Literally spending my days caring for kiddo and my nights planning for my household's resilience. Maybe I'm doing more than I have to, maybe it's not enough.
A few years ago, I told James I had a feeling. I told him to get our finances on a war footing, as much as possible. We discussed scenarios for saving and investing, and I bucked like a wild horse about putting money in the market.
I told him we should prepare for Depression-era levels of chaos. The last time I felt the winds changing so strongly was a couple of years ahead of 2008's crisis. I wish this intuition didn't make me sound mad as a March hare ahead of time, and I wish I knew how to channel it more usefully and helpfully.
It is a privilege to be able to prepare. I don't come from money, and my family has lost a lot in my lifetime. I've got a very real sense of what poverty is, and it drives me to batten down the hatches and brace for impact when I smell a storm coming. I'm using the resources at my disposal to meet the next moment, like a squirrel manically stashing acorns before winter takes hold.
I seek solace in my garden, but I'm planning for harvests now, too. My mind catalogs canned goods, files away the flow of groceries, does the math about calories and nutrients and what a toddler will eat. These are ancient instincts.
So, in this lockdown, I teach my child to read books and biology. I show him how to grow. I explain about the nice, green leaves that volunteer in our sandy soil, let him taste a victory garden, and have him help me nourish these little sprouts as I try to illuminate the essential contract of care between humanity and the natural world. Providing, at the most basic level.
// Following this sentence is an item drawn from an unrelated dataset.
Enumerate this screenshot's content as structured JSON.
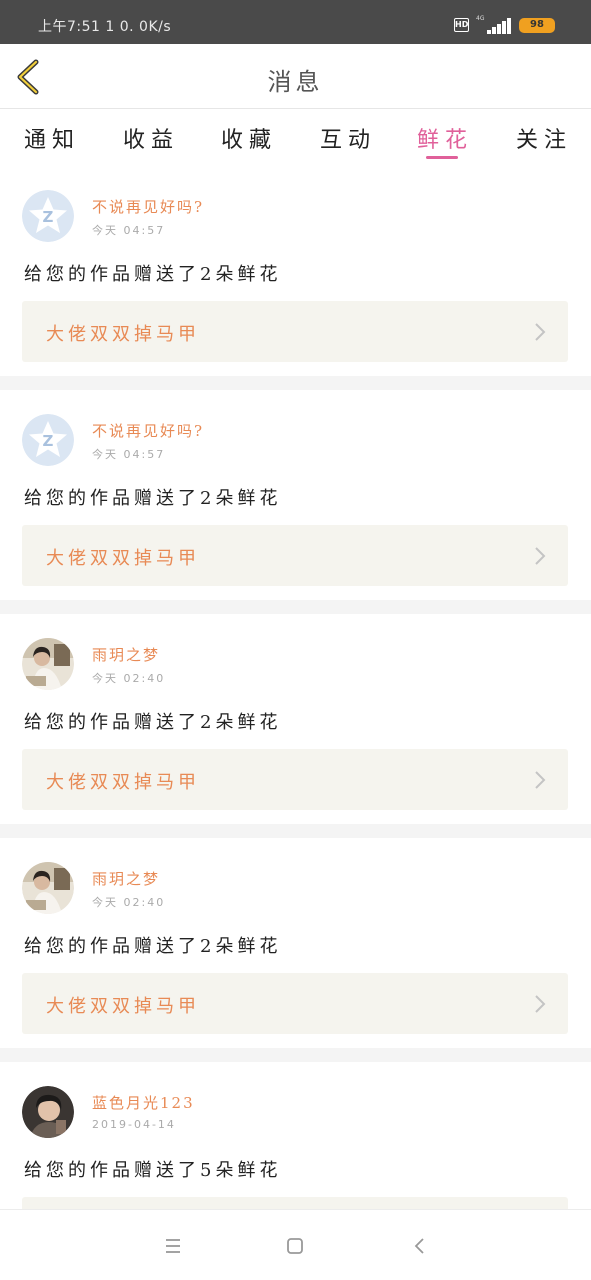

Our hubris is deadly. We are animals above our station. I bring it all low again, into the dirt, as lofty financial instruments wobble eccentrically on high in the wake of microscopic malefactors.
So long as we breathe, we still have to eat.